Supplied records:
Content starts

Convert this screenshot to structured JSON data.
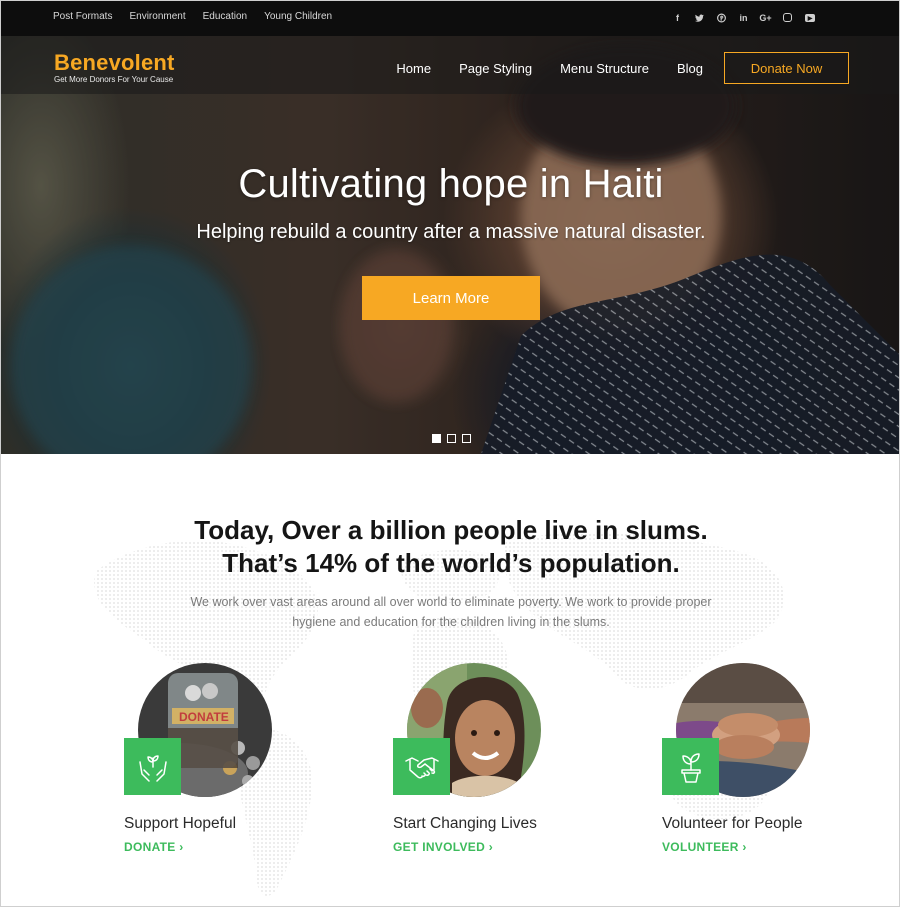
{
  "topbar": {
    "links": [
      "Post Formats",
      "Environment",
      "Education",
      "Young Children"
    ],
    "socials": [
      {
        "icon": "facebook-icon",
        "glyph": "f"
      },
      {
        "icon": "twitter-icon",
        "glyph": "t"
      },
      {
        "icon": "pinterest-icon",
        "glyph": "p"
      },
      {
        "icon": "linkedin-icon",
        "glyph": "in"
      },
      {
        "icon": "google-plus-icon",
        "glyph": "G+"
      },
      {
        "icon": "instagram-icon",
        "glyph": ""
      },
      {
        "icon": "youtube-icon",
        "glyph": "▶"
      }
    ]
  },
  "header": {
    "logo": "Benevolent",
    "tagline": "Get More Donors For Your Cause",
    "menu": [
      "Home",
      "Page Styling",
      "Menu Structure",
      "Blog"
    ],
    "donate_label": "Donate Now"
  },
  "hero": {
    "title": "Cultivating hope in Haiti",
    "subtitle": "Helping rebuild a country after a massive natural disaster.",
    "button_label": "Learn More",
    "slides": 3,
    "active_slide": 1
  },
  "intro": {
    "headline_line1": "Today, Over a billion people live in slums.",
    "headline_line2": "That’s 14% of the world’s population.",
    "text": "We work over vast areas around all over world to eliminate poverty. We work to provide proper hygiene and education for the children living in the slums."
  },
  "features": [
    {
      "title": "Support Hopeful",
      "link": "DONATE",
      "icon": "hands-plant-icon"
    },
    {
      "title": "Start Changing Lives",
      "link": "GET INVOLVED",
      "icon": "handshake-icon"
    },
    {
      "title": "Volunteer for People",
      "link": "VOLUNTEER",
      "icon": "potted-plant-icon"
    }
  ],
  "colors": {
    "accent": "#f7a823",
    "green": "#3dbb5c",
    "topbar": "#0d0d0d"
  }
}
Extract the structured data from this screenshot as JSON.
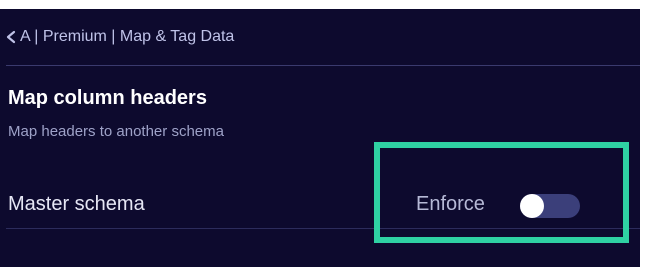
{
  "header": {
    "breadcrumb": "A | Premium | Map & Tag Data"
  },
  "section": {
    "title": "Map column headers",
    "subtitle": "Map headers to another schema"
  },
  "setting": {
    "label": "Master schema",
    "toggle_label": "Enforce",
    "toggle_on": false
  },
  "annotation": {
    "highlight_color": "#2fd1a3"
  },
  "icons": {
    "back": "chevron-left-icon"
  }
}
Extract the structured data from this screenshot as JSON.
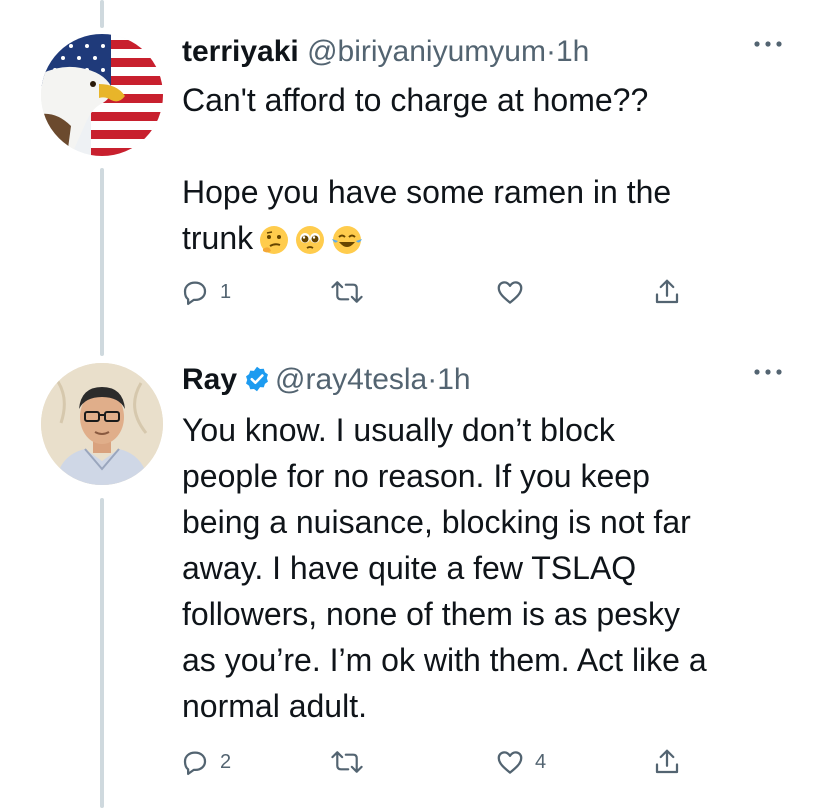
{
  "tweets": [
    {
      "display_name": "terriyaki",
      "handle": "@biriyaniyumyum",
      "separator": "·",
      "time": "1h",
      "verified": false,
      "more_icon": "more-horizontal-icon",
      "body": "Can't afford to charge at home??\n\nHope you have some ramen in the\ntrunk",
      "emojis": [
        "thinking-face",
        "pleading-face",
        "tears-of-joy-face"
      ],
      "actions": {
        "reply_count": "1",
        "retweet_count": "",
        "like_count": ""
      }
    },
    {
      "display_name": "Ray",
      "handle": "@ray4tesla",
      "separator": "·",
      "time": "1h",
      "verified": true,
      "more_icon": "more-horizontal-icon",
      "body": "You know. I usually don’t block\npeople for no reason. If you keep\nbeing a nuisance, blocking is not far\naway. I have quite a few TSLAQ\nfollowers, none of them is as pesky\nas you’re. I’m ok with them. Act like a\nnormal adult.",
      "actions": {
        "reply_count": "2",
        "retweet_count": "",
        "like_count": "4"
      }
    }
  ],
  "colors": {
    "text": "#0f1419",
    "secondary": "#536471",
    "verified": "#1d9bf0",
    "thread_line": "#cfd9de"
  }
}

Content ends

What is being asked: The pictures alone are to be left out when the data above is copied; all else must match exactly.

Answer to this problem:
Convert this screenshot to structured JSON data.
{
  "topbar": {
    "links": [
      "Post Formats",
      "Environment",
      "Education",
      "Young Children"
    ],
    "socials": [
      {
        "icon": "facebook-icon",
        "glyph": "f"
      },
      {
        "icon": "twitter-icon",
        "glyph": "t"
      },
      {
        "icon": "pinterest-icon",
        "glyph": "p"
      },
      {
        "icon": "linkedin-icon",
        "glyph": "in"
      },
      {
        "icon": "google-plus-icon",
        "glyph": "G+"
      },
      {
        "icon": "instagram-icon",
        "glyph": ""
      },
      {
        "icon": "youtube-icon",
        "glyph": "▶"
      }
    ]
  },
  "header": {
    "logo": "Benevolent",
    "tagline": "Get More Donors For Your Cause",
    "menu": [
      "Home",
      "Page Styling",
      "Menu Structure",
      "Blog"
    ],
    "donate_label": "Donate Now"
  },
  "hero": {
    "title": "Cultivating hope in Haiti",
    "subtitle": "Helping rebuild a country after a massive natural disaster.",
    "button_label": "Learn More",
    "slides": 3,
    "active_slide": 1
  },
  "intro": {
    "headline_line1": "Today, Over a billion people live in slums.",
    "headline_line2": "That’s 14% of the world’s population.",
    "text": "We work over vast areas around all over world to eliminate poverty. We work to provide proper hygiene and education for the children living in the slums."
  },
  "features": [
    {
      "title": "Support Hopeful",
      "link": "DONATE",
      "icon": "hands-plant-icon"
    },
    {
      "title": "Start Changing Lives",
      "link": "GET INVOLVED",
      "icon": "handshake-icon"
    },
    {
      "title": "Volunteer for People",
      "link": "VOLUNTEER",
      "icon": "potted-plant-icon"
    }
  ],
  "colors": {
    "accent": "#f7a823",
    "green": "#3dbb5c",
    "topbar": "#0d0d0d"
  }
}
Extract the structured data from this screenshot as JSON.
{
  "header": {
    "breadcrumb": "A | Premium | Map & Tag Data"
  },
  "section": {
    "title": "Map column headers",
    "subtitle": "Map headers to another schema"
  },
  "setting": {
    "label": "Master schema",
    "toggle_label": "Enforce",
    "toggle_on": false
  },
  "annotation": {
    "highlight_color": "#2fd1a3"
  },
  "icons": {
    "back": "chevron-left-icon"
  }
}
Extract the structured data from this screenshot as JSON.
{
  "tweets": [
    {
      "display_name": "terriyaki",
      "handle": "@biriyaniyumyum",
      "separator": "·",
      "time": "1h",
      "verified": false,
      "more_icon": "more-horizontal-icon",
      "body": "Can't afford to charge at home??\n\nHope you have some ramen in the\ntrunk",
      "emojis": [
        "thinking-face",
        "pleading-face",
        "tears-of-joy-face"
      ],
      "actions": {
        "reply_count": "1",
        "retweet_count": "",
        "like_count": ""
      }
    },
    {
      "display_name": "Ray",
      "handle": "@ray4tesla",
      "separator": "·",
      "time": "1h",
      "verified": true,
      "more_icon": "more-horizontal-icon",
      "body": "You know. I usually don’t block\npeople for no reason. If you keep\nbeing a nuisance, blocking is not far\naway. I have quite a few TSLAQ\nfollowers, none of them is as pesky\nas you’re. I’m ok with them. Act like a\nnormal adult.",
      "actions": {
        "reply_count": "2",
        "retweet_count": "",
        "like_count": "4"
      }
    }
  ],
  "colors": {
    "text": "#0f1419",
    "secondary": "#536471",
    "verified": "#1d9bf0",
    "thread_line": "#cfd9de"
  }
}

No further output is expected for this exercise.